Voice controls let us say a phrase -- i.e "Say cheese," "smile," "capture," or "shoot" -- to fire off the camera or activate other controls, including zooming in or out, using the flash or recording video. This worked well, and is especially useful if you're trying to take a group photo.
Like its Galaxy S III phones, the Galaxy Camera has a number of Samsung's sharing features, including Buddy Photo Share, Share Shot and AllShare. Buddy Photo Share recognizes your friends' faces and makes it easy to share photos with a tap. Share Shot uses Wi-Fi Direct to let you share photos with multiple users at once (provided they have a Samsung Galaxy phone, tablet or camera with this feature). Lastly, AllShare enables Galaxy Camera owners to beam photos and videos to compatible TVs.

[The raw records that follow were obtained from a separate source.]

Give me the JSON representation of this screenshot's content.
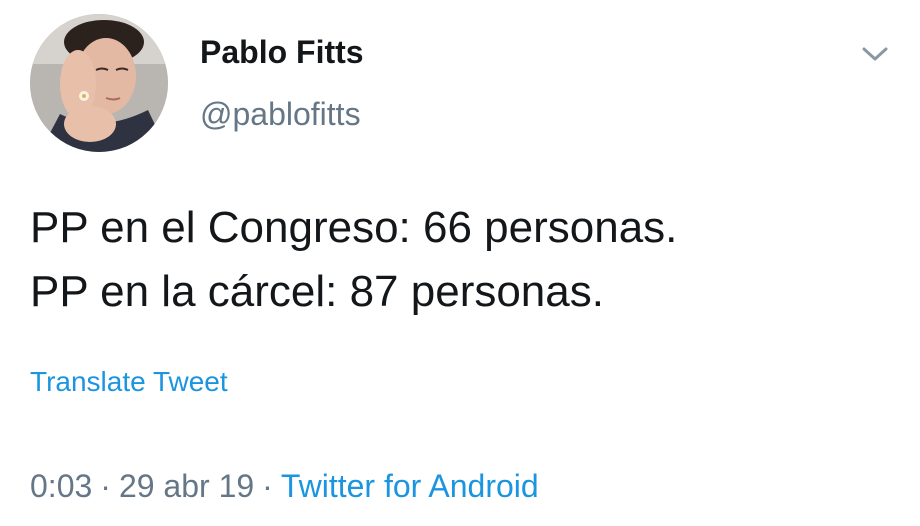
{
  "user": {
    "display_name": "Pablo Fitts",
    "handle": "@pablofitts"
  },
  "tweet": {
    "lines": [
      "PP en el Congreso: 66 personas.",
      "PP en la cárcel: 87 personas."
    ],
    "translate_label": "Translate Tweet"
  },
  "meta": {
    "time": "0:03",
    "separator": "·",
    "date": "29 abr 19",
    "source": "Twitter for Android"
  },
  "icons": {
    "caret": "chevron-down-icon"
  },
  "colors": {
    "text": "#14171a",
    "secondary": "#657786",
    "link": "#1b95e0"
  }
}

A nighttime shot of a lit Christmas tree was illuminated well, as were the surrounding trees, but we needed to take a few shots to get a clear image. Even at an ISO of 3200, we noticed a fair amount of noise in photos, but not to the point where it was overly distracting.
Using the macro mode, we could make out the finer details in a rose as well as the baby's breath in a bouquet of flowers, and could see individual hairs on a cat.

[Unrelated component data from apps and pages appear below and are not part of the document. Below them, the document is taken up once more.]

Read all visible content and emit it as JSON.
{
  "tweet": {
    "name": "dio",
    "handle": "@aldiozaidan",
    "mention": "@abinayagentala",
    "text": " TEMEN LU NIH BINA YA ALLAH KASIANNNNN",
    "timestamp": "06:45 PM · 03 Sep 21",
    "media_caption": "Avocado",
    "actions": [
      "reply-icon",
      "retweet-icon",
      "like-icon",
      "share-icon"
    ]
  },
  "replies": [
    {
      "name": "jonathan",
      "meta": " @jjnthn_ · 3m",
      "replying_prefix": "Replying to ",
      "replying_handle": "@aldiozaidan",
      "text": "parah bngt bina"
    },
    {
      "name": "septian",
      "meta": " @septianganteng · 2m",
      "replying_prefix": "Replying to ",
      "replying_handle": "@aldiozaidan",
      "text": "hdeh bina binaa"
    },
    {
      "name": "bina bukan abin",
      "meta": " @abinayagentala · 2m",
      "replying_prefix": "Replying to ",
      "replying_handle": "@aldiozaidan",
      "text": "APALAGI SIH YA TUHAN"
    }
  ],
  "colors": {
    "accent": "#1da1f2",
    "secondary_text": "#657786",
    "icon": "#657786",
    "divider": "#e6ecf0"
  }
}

Indoor shots of a fireplace and red leather chairs were also lush and vibrant, but when compared with a photo taken with an iPhone 4S, reds seemed artificially bright.
The Galaxy Camera can record video up to 1080p at 30 frames per second. It did a great job capturing the spirit of the holidays when we filmed a sextet playing Christmas tunes. The camera zoomed in smoothly, but briefly lost focus as we zoomed back out. Still, we could make out the details in all the instruments, and the camera's lone microphone picked up the tune perfectly.

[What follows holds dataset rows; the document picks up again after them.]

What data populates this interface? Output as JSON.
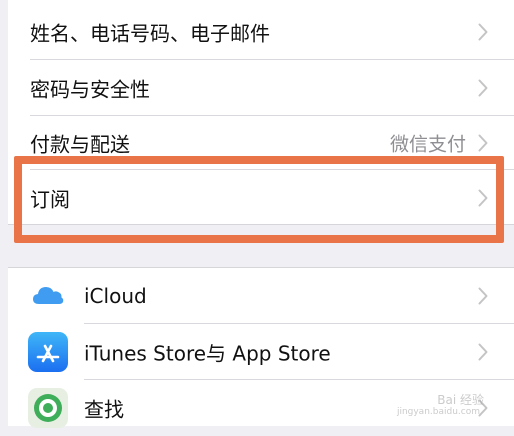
{
  "settings": {
    "account_rows": [
      {
        "label": "姓名、电话号码、电子邮件",
        "value": ""
      },
      {
        "label": "密码与安全性",
        "value": ""
      },
      {
        "label": "付款与配送",
        "value": "微信支付"
      },
      {
        "label": "订阅",
        "value": ""
      }
    ],
    "service_rows": [
      {
        "label": "iCloud",
        "icon": "icloud-icon"
      },
      {
        "label": "iTunes Store与 App Store",
        "icon": "app-store-icon"
      },
      {
        "label": "查找",
        "icon": "find-my-icon"
      }
    ]
  },
  "colors": {
    "highlight": "#e87448",
    "background": "#efeff4",
    "chevron": "#c4c4c7",
    "icloud_blue": "#3f9cf0",
    "app_store_blue": "#1b7cf0",
    "find_my_green": "#3fae5a"
  },
  "watermark": {
    "text": "Bai 经验",
    "sub": "jingyan.baidu.com"
  }
}
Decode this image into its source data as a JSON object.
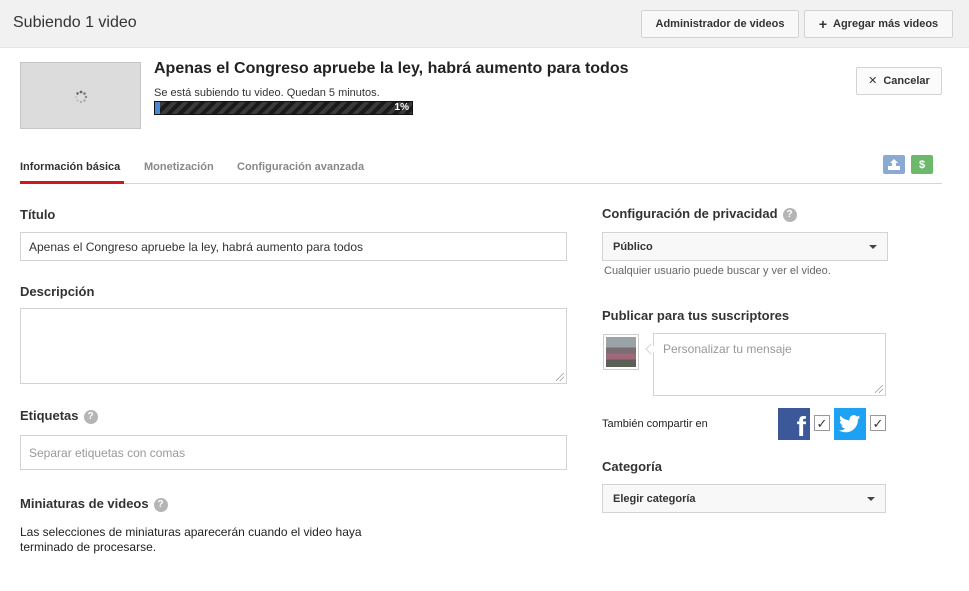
{
  "header": {
    "title": "Subiendo 1 video",
    "manager_button": "Administrador de videos",
    "add_more_button": "Agregar más videos"
  },
  "upload": {
    "video_title": "Apenas el Congreso apruebe la ley, habrá aumento para todos",
    "status_text": "Se está subiendo tu video. Quedan 5 minutos.",
    "progress_percent": 1,
    "progress_label": "1%",
    "cancel_button": "Cancelar"
  },
  "tabs": [
    {
      "label": "Información básica",
      "active": true
    },
    {
      "label": "Monetización",
      "active": false
    },
    {
      "label": "Configuración avanzada",
      "active": false
    }
  ],
  "tab_icons": [
    {
      "name": "upload-icon",
      "color": "#8aaad4"
    },
    {
      "name": "dollar-icon",
      "color": "#6cb96c",
      "glyph": "$"
    }
  ],
  "form": {
    "title_label": "Título",
    "title_value": "Apenas el Congreso apruebe la ley, habrá aumento para todos",
    "description_label": "Descripción",
    "description_value": "",
    "tags_label": "Etiquetas",
    "tags_placeholder": "Separar etiquetas con comas",
    "thumbnails_label": "Miniaturas de videos",
    "thumbnails_text": "Las selecciones de miniaturas aparecerán cuando el video haya terminado de procesarse.",
    "help_glyph": "?"
  },
  "privacy": {
    "label": "Configuración de privacidad",
    "selected": "Público",
    "note": "Cualquier usuario puede buscar y ver el video."
  },
  "publish": {
    "label": "Publicar para tus suscriptores",
    "message_placeholder": "Personalizar tu mensaje",
    "share_label": "También compartir en",
    "facebook_checked": true,
    "twitter_checked": true,
    "check_glyph": "✓",
    "facebook_glyph": "f"
  },
  "category": {
    "label": "Categoría",
    "selected": "Elegir categoría"
  },
  "colors": {
    "accent_red": "#cc181e",
    "progress_blue": "#4a8bd8",
    "facebook": "#3b5998",
    "twitter": "#1da1f2"
  }
}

A nighttime shot of a train arriving at a station also came out well.
While shooting video, you can also press the shutter button to take still shots of whatever you're recording. This feature also worked well; as we filmed cars passing by, the camera was able to capture crisp stills of individual autos.
The camera can also record slo-mo video at 120 fps (768 x 720). A film of our friend running toward us at full tilt looked hilarious when replayed on our computer, though we wish the resolution were higher.
However, when using Video Wizard, we found it wouldn't run in the background. You have to wait for it to finish exporting a file before you can do anything else with the camera.
The Galaxy Camera has access AT&T Locker, a free photo and video sharing service. Accessible via an app on the camera, users get 5GB of cloud storage for free, where they can upload photos and video, and share the content via Facebook, MySpace, Twitter or email. If you want more storage, it will run you $3.99 per month for 30GB or $9.99 per month for 100GB.
AT&T offers its Mobile Share plans for those who want to connect the Galaxy Camera via cellular. For example, if you already own an AT&T smartphone, the starting plan costs $40 per month for unlimited talk and text and 1GB, plus $10 per month for the camera. The next tier is 4GB for $70 per month, plus $10 per device.
An individual 4G Camera DataConnect plan starts at $14.99 a month for 250MB of data; the next plan costs $30 a month for 3GB, and a $50 per month plan gets you 5GB of data.
Although you'll have to spend a bit more, we'd recommend a compact interchangeable lens camera, such as one from the Sony NEX line. What you'll lose in instant gratification will be made up with better photo quality.
|Still Image Format||JPEG|
|Digital Camera LCD Size||4.8 inches/1280 x 720|
|Size||5.1 x 2.79 x 0.75 inches|